Romer sees value in cities for where they are in scale – large enough to gain the benefit of collective insight from discoveries made by a larger number of people living and working in close proximity, and small enough to be ruled by a set of common frameworks.
“When the number of people increases in a particular area, one effect … is that there’s less of any physical object per person,” Romer said. “But there is another effect: Each of us can discover insights we can communicate to others (to) take advantage of that.” Being around more people leads to more strategies for transforming the world to greater value for everyone, he said.
An idea, as Romer has long been fond of saying, is something everyone can use simultaneously. Humans’ “capacity for discovering and communicating ideas, which means that we can benefit from the presence of other people,” is what makes cities so valuable.
Romer won the Nobel Prize in 2018 for promoting the insight that a human “tendency towards ‘groupishiness’ makes progress possible.”
In studies of progress in the developing world, Romer came to understand that a major “bottleneck” was the slow pace of city growth and the access to benefits cities bring.
“Encouraging urbanization,” he said, “was the most powerful lever governments had to encourage successful economic development,” but it’s one not being leveraged to its full extent.
“The challenge … is that it takes some capacity for collective action to build a successful city,” Romer said. “Many developing countries lacked the capacity in their systems of governance … for successful urban development.”
In his talk today, opening the Week Five Chautauqua Lecture Series on “Infrastructure: Building and Maintaining the Physical, Social and Civic Underpinnings of Society” Romer will cite examples of successful cities, which “should give hope that we can try new things” at the city level, he said. The ability of cities to circumvent the barriers at national and global scales suggests to Romer “we should cultivate and protect” our successful places, and “have the courage” to create more.
Romer will describe the “amazing success” of New York City, which welcomed millions of immigrants to phenomenal results. He lists the 1811 Commissioners’ Plan, laying out the Manhattan street grid as urban living space before much of the island was settled, as “the single greatest success of bold government action in urbanization,” a story he said more people should know.

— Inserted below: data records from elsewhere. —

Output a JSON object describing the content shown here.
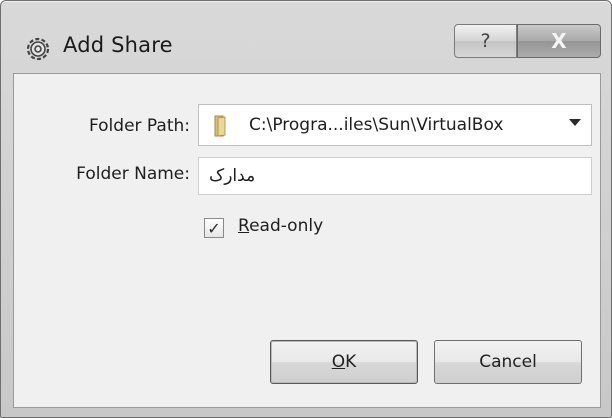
{
  "window": {
    "title": "Add Share",
    "help_glyph": "?",
    "close_glyph": "X",
    "icon": "gear-icon"
  },
  "form": {
    "folder_path_label": "Folder Path:",
    "folder_path_value": "C:\\Progra...iles\\Sun\\VirtualBox",
    "folder_name_label": "Folder Name:",
    "folder_name_value": "مدارک",
    "readonly_mnemonic": "R",
    "readonly_rest": "ead-only",
    "readonly_checked": true,
    "check_glyph": "✓"
  },
  "buttons": {
    "ok_mnemonic": "O",
    "ok_rest": "K",
    "cancel_label": "Cancel"
  }
}
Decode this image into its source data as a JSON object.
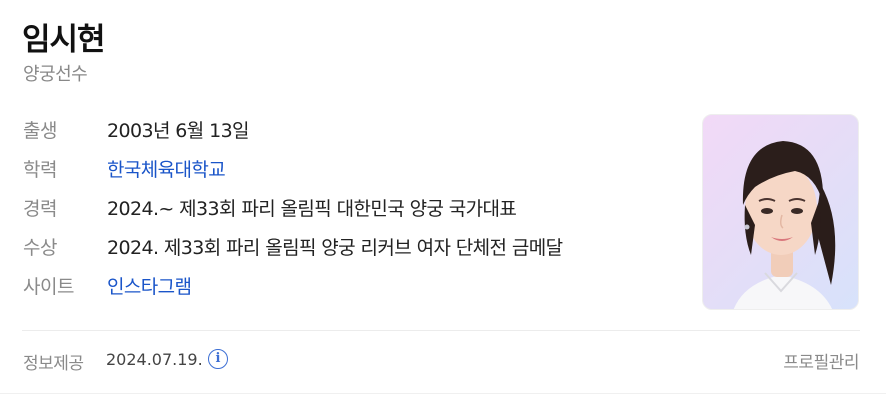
{
  "profile": {
    "name": "임시현",
    "subtitle": "양궁선수"
  },
  "info_rows": [
    {
      "label": "출생",
      "value": "2003년 6월 13일",
      "link": false
    },
    {
      "label": "학력",
      "value": "한국체육대학교",
      "link": true
    },
    {
      "label": "경력",
      "value": "2024.~ 제33회 파리 올림픽 대한민국 양궁 국가대표",
      "link": false
    },
    {
      "label": "수상",
      "value": "2024. 제33회 파리 올림픽 양궁 리커브 여자 단체전 금메달",
      "link": false
    },
    {
      "label": "사이트",
      "value": "인스타그램",
      "link": true
    }
  ],
  "footer": {
    "label": "정보제공",
    "date": "2024.07.19.",
    "info_icon": "i",
    "profile_manage": "프로필관리"
  },
  "colors": {
    "link": "#1a55c9",
    "label": "#8a8a8a",
    "photo_bg_start": "#f2d9f7",
    "photo_bg_end": "#d7e2fb"
  },
  "icons": {
    "info": "info-circle-icon"
  }
}
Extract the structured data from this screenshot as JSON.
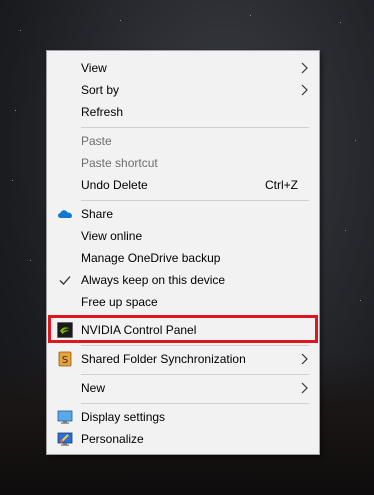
{
  "context_menu": {
    "items": [
      {
        "label": "View",
        "shortcut": "",
        "submenu": true,
        "enabled": true
      },
      {
        "label": "Sort by",
        "shortcut": "",
        "submenu": true,
        "enabled": true
      },
      {
        "label": "Refresh",
        "shortcut": "",
        "submenu": false,
        "enabled": true
      },
      {
        "label": "Paste",
        "shortcut": "",
        "submenu": false,
        "enabled": false
      },
      {
        "label": "Paste shortcut",
        "shortcut": "",
        "submenu": false,
        "enabled": false
      },
      {
        "label": "Undo Delete",
        "shortcut": "Ctrl+Z",
        "submenu": false,
        "enabled": true
      },
      {
        "label": "Share",
        "icon": "onedrive-cloud-icon",
        "submenu": false,
        "enabled": true
      },
      {
        "label": "View online",
        "submenu": false,
        "enabled": true
      },
      {
        "label": "Manage OneDrive backup",
        "submenu": false,
        "enabled": true
      },
      {
        "label": "Always keep on this device",
        "icon": "checkmark-icon",
        "checked": true,
        "submenu": false,
        "enabled": true
      },
      {
        "label": "Free up space",
        "submenu": false,
        "enabled": true
      },
      {
        "label": "NVIDIA Control Panel",
        "icon": "nvidia-icon",
        "submenu": false,
        "enabled": true,
        "highlighted": true
      },
      {
        "label": "Shared Folder Synchronization",
        "icon": "shared-folder-sync-icon",
        "submenu": true,
        "enabled": true
      },
      {
        "label": "New",
        "submenu": true,
        "enabled": true
      },
      {
        "label": "Display settings",
        "icon": "display-settings-icon",
        "submenu": false,
        "enabled": true
      },
      {
        "label": "Personalize",
        "icon": "personalize-icon",
        "submenu": false,
        "enabled": true
      }
    ]
  },
  "colors": {
    "menu_background": "#f2f2f2",
    "highlight_border": "#e0161e",
    "disabled_text": "#6d6d6d",
    "onedrive_blue": "#0f78d4",
    "nvidia_green": "#76b900"
  }
}
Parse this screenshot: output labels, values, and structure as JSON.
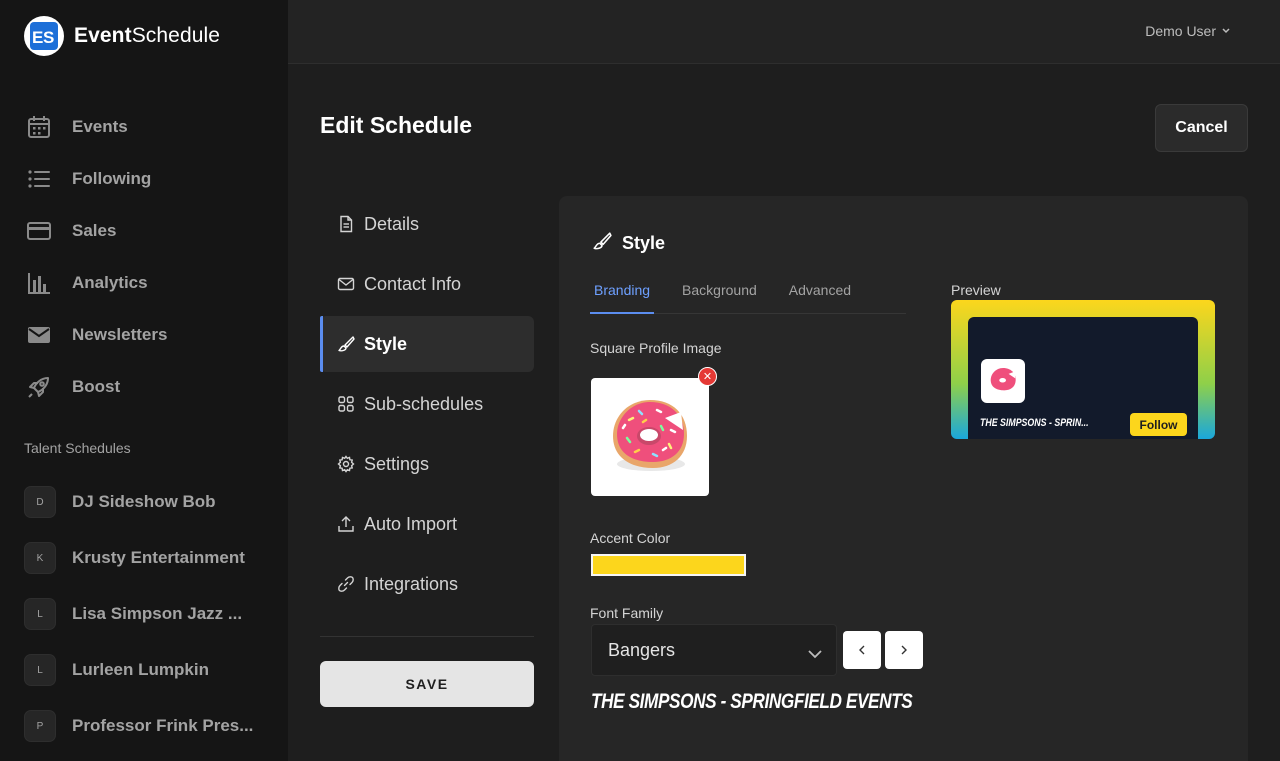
{
  "brand": {
    "name_bold": "Event",
    "name_rest": "Schedule",
    "logo_text": "ES"
  },
  "user": {
    "name": "Demo User"
  },
  "sidebar": {
    "items": [
      {
        "label": "Events",
        "icon": "calendar-icon"
      },
      {
        "label": "Following",
        "icon": "list-icon"
      },
      {
        "label": "Sales",
        "icon": "credit-card-icon"
      },
      {
        "label": "Analytics",
        "icon": "bar-chart-icon"
      },
      {
        "label": "Newsletters",
        "icon": "envelope-icon"
      },
      {
        "label": "Boost",
        "icon": "rocket-icon"
      }
    ],
    "talent_title": "Talent Schedules",
    "talent": [
      {
        "initial": "D",
        "name": "DJ Sideshow Bob"
      },
      {
        "initial": "K",
        "name": "Krusty Entertainment"
      },
      {
        "initial": "L",
        "name": "Lisa Simpson Jazz ..."
      },
      {
        "initial": "L",
        "name": "Lurleen Lumpkin"
      },
      {
        "initial": "P",
        "name": "Professor Frink Pres..."
      }
    ]
  },
  "page": {
    "title": "Edit Schedule",
    "cancel_label": "Cancel",
    "save_label": "SAVE"
  },
  "subnav": [
    {
      "label": "Details",
      "icon": "document-icon"
    },
    {
      "label": "Contact Info",
      "icon": "envelope-icon"
    },
    {
      "label": "Style",
      "icon": "brush-icon",
      "active": true
    },
    {
      "label": "Sub-schedules",
      "icon": "grid-icon"
    },
    {
      "label": "Settings",
      "icon": "gear-icon"
    },
    {
      "label": "Auto Import",
      "icon": "upload-icon"
    },
    {
      "label": "Integrations",
      "icon": "link-icon"
    }
  ],
  "style_card": {
    "title": "Style",
    "tabs": [
      "Branding",
      "Background",
      "Advanced"
    ],
    "active_tab": "Branding",
    "profile_label": "Square Profile Image",
    "accent_label": "Accent Color",
    "accent_color": "#fcd61c",
    "font_label": "Font Family",
    "font_value": "Bangers",
    "font_preview": "THE SIMPSONS - SPRINGFIELD EVENTS",
    "preview_label": "Preview",
    "preview_name": "THE SIMPSONS - SPRIN...",
    "follow_label": "Follow"
  }
}
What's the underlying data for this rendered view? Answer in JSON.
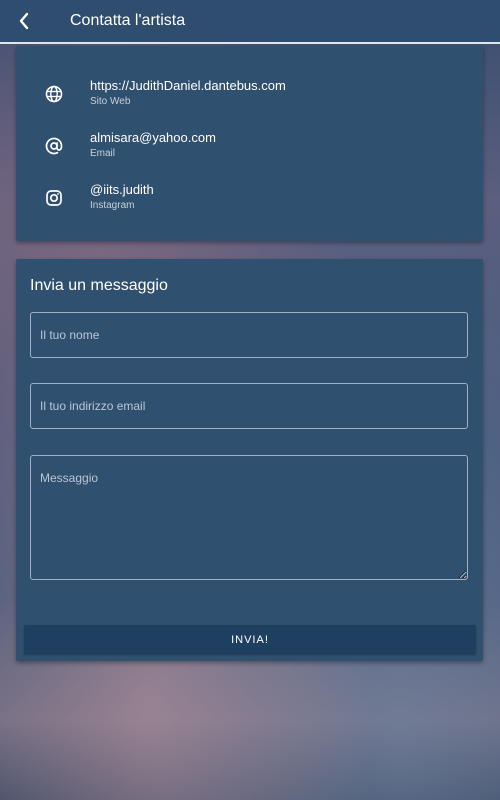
{
  "header": {
    "title": "Contatta l'artista",
    "back_icon": "chevron-left-icon"
  },
  "contacts": [
    {
      "icon": "globe-icon",
      "value": "https://JudithDaniel.dantebus.com",
      "label": "Sito Web"
    },
    {
      "icon": "at-sign-icon",
      "value": "almisara@yahoo.com",
      "label": "Email"
    },
    {
      "icon": "instagram-icon",
      "value": "@iits.judith",
      "label": "Instagram"
    }
  ],
  "message_form": {
    "title": "Invia un messaggio",
    "name_placeholder": "Il tuo nome",
    "email_placeholder": "Il tuo indirizzo email",
    "message_placeholder": "Messaggio",
    "send_label": "INVIA!"
  },
  "colors": {
    "appbar": "#2f4d6e",
    "card": "#30506f",
    "button": "#1f3f60",
    "text": "#ffffff"
  }
}
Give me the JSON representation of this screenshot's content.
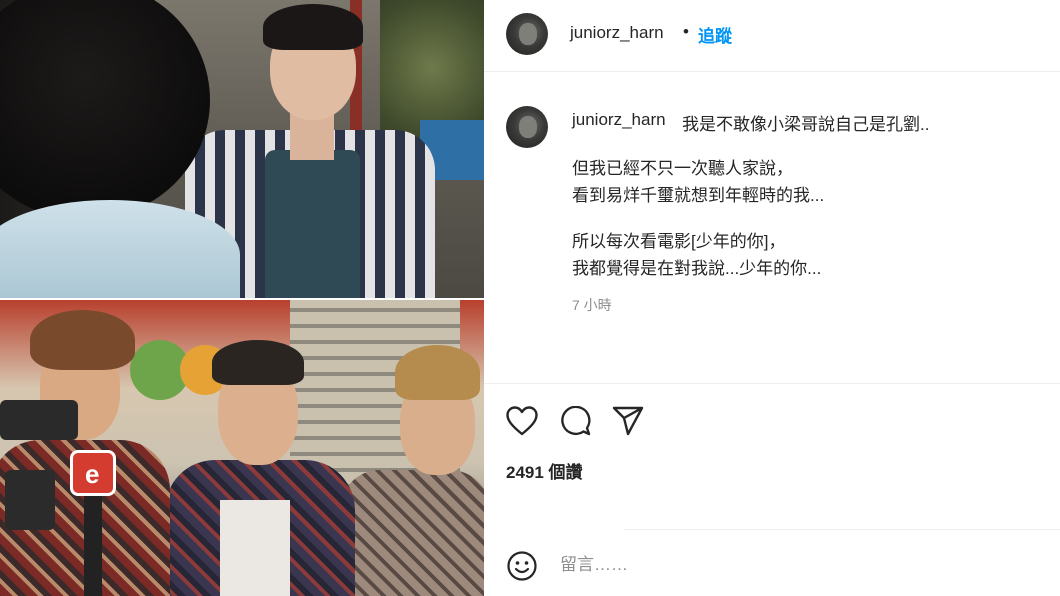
{
  "header": {
    "username": "juniorz_harn",
    "separator": "•",
    "follow_label": "追蹤"
  },
  "caption": {
    "username": "juniorz_harn",
    "lines": [
      "我是不敢像小梁哥說自己是孔劉..",
      "但我已經不只一次聽人家說，",
      "看到易烊千璽就想到年輕時的我...",
      "所以每次看電影[少年的你]，",
      "我都覺得是在對我說...少年的你..."
    ],
    "time": "7 小時"
  },
  "actions": {
    "icons": [
      "heart-icon",
      "comment-icon",
      "share-icon"
    ],
    "likes": "2491 個讚"
  },
  "comment": {
    "placeholder": "留言……",
    "icon": "emoji-icon"
  },
  "colors": {
    "follow": "#0095f6",
    "text": "#262626",
    "muted": "#8e8e8e",
    "divider": "#efefef"
  }
}
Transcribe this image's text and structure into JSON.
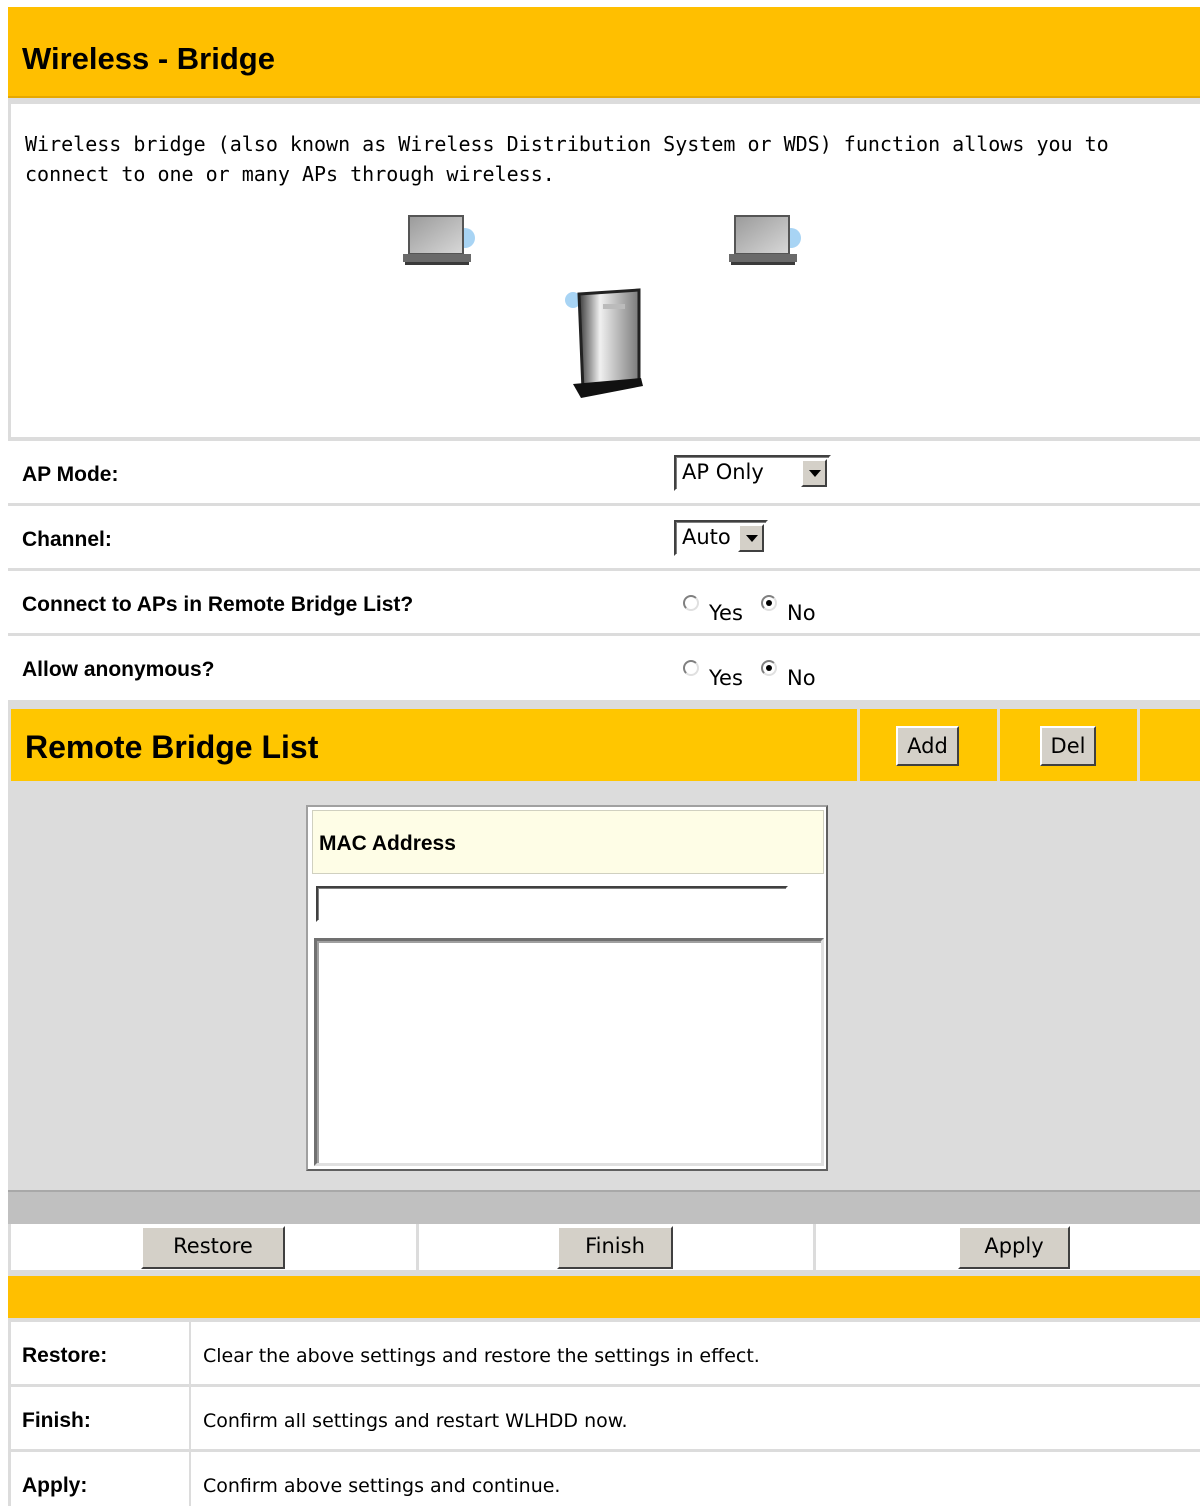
{
  "header": {
    "title": "Wireless - Bridge"
  },
  "description": "Wireless bridge (also known as Wireless Distribution System or WDS) function allows you to connect to one or many APs through wireless.",
  "diagram": {
    "devices": [
      "laptop-icon",
      "laptop-icon",
      "router-icon"
    ]
  },
  "settings": {
    "ap_mode": {
      "label": "AP Mode:",
      "value": "AP Only"
    },
    "channel": {
      "label": "Channel:",
      "value": "Auto"
    },
    "connect_remote": {
      "label": "Connect to APs in Remote Bridge List?",
      "yes": "Yes",
      "no": "No",
      "selected": "No"
    },
    "allow_anonymous": {
      "label": "Allow anonymous?",
      "yes": "Yes",
      "no": "No",
      "selected": "No"
    }
  },
  "remote_bridge": {
    "title": "Remote Bridge List",
    "add_label": "Add",
    "del_label": "Del",
    "column_header": "MAC Address",
    "mac_input_value": "",
    "entries": []
  },
  "actions": {
    "restore": "Restore",
    "finish": "Finish",
    "apply": "Apply"
  },
  "help": [
    {
      "key": "Restore:",
      "text": "Clear the above settings and restore the settings in effect."
    },
    {
      "key": "Finish:",
      "text": "Confirm all settings and restart WLHDD now."
    },
    {
      "key": "Apply:",
      "text": "Confirm above settings and continue."
    }
  ],
  "colors": {
    "accent": "#ffbf00",
    "accent_bar": "#ffc600",
    "border": "#dcdcdc"
  }
}
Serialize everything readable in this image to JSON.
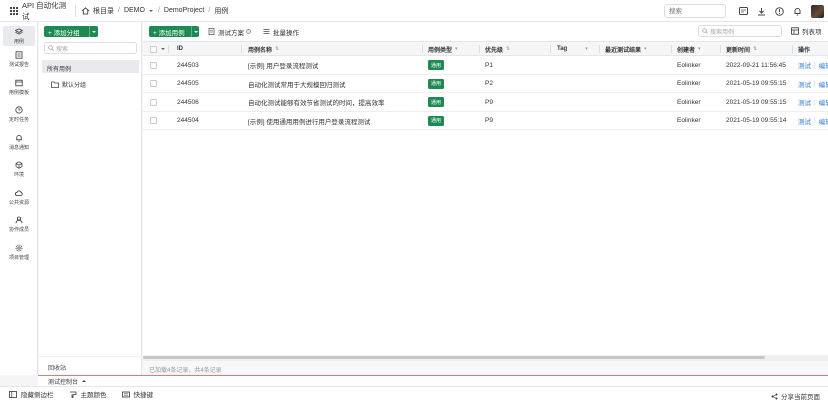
{
  "topbar": {
    "app_title": "API 自动化测试",
    "breadcrumbs": [
      "根目录",
      "DEMO",
      "DemoProject",
      "用例"
    ],
    "search_placeholder": "搜索"
  },
  "leftnav": {
    "items": [
      {
        "label": "用例",
        "icon": "layers-icon",
        "active": true
      },
      {
        "label": "测试报告",
        "icon": "report-icon"
      },
      {
        "label": "用例模板",
        "icon": "template-icon"
      },
      {
        "label": "定时任务",
        "icon": "clock-icon"
      },
      {
        "label": "消息通知",
        "icon": "bell-icon"
      },
      {
        "label": "环境",
        "icon": "cube-icon"
      },
      {
        "label": "公共资源",
        "icon": "cloud-icon"
      },
      {
        "label": "协作成员",
        "icon": "member-icon"
      },
      {
        "label": "项目管理",
        "icon": "gear-icon"
      }
    ]
  },
  "groups": {
    "add_label": "+ 添加分组",
    "search_placeholder": "搜索",
    "all_label": "所有用例",
    "default_label": "默认分组",
    "recycle_label": "回收站"
  },
  "toolbar": {
    "add_case_label": "+ 添加用例",
    "plan_label": "测试方案",
    "batch_label": "批量操作",
    "search_placeholder": "搜索用例",
    "columns_label": "列表项"
  },
  "table": {
    "headers": {
      "id": "ID",
      "name": "用例名称",
      "type": "用例类型",
      "priority": "优先级",
      "tag": "Tag",
      "last_result": "最近测试结果",
      "creator": "创建者",
      "updated": "更新时间",
      "ops": "操作"
    },
    "rows": [
      {
        "id": "244503",
        "name": "[示例] 用户登录流程测试",
        "type": "通用",
        "priority": "P1",
        "creator": "Eolinker",
        "updated": "2022-09-21 11:56:45",
        "op_test": "测试",
        "op_edit": "编辑"
      },
      {
        "id": "244505",
        "name": "自动化测试常用于大规模回归测试",
        "type": "通用",
        "priority": "P2",
        "creator": "Eolinker",
        "updated": "2021-05-19 09:55:15",
        "op_test": "测试",
        "op_edit": "编辑"
      },
      {
        "id": "244506",
        "name": "自动化测试能够有效节省测试的时间，提高效率",
        "type": "通用",
        "priority": "P9",
        "creator": "Eolinker",
        "updated": "2021-05-19 09:55:15",
        "op_test": "测试",
        "op_edit": "编辑"
      },
      {
        "id": "244504",
        "name": "[示例] 使用通用用例进行用户登录流程测试",
        "type": "通用",
        "priority": "P9",
        "creator": "Eolinker",
        "updated": "2021-05-19 09:55:14",
        "op_test": "测试",
        "op_edit": "编辑"
      }
    ],
    "footer_info": "已加载4条记录，共4条记录"
  },
  "console": {
    "label": "测试控制台"
  },
  "bottombar": {
    "hide_sidebar": "隐藏侧边栏",
    "theme": "主题颜色",
    "shortcuts": "快捷键",
    "share": "分享当前页面"
  },
  "colors": {
    "accent": "#1e8a53",
    "link": "#2f7bd9"
  }
}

He also plans to describe the phenomenon of the arts festival Burning Man and the temporary city that crops up in the Nevada desert each year to host it. The festival and its city “suggest from a very different perspective what can happen when people come together” and enjoy the communal benefits.
“Over centuries, we’ve made remarkable progress,” Romer said. “There’s no reason why we should imagine that possibility has come to an end, but we have to have imagination and courage, be willing to try things, use (the past) as the guide for what we’ll try next.”
Developing cities promotes innovation, but when done right can also be centers of human thriving, Romer said, although more progress is needed to make that thriving accessible.
Moving to cities now is prohibitively expensive compared to the past, Romer explained, both in the United States and the developing world, because of a lack of room for more people. “It isn’t hard to make room,” he said, “we just have to decide to do it.”
All it will require is collective action, a characteristic Romer noted is showing signs of eroding around the world.
“The capacity for making and enforcing collective decisions is both incredibly valuable, for the benefits from cooperation and sharing, but also fragile,” he said. “We should be doing everything we can to foster it.”
There are flaws to how urbanization has turned out across the world, Romer admitted, with urban sprawl and congestion convincing many that the boom of cities is something to be stopped.
“You can do urbanization badly, that’s clear, but you can still do it effectively,” Romer said. The elements required to urbanize effectively, he argues, are not overly complicated.
“In the long-run perspective, we’re headed in the right direction,” he said.
Once the world understands “the potential for all of us to benefit” from the collaborative nature of cities, Romer said, and “we figure out how to keep (building them), we can keep making progress.”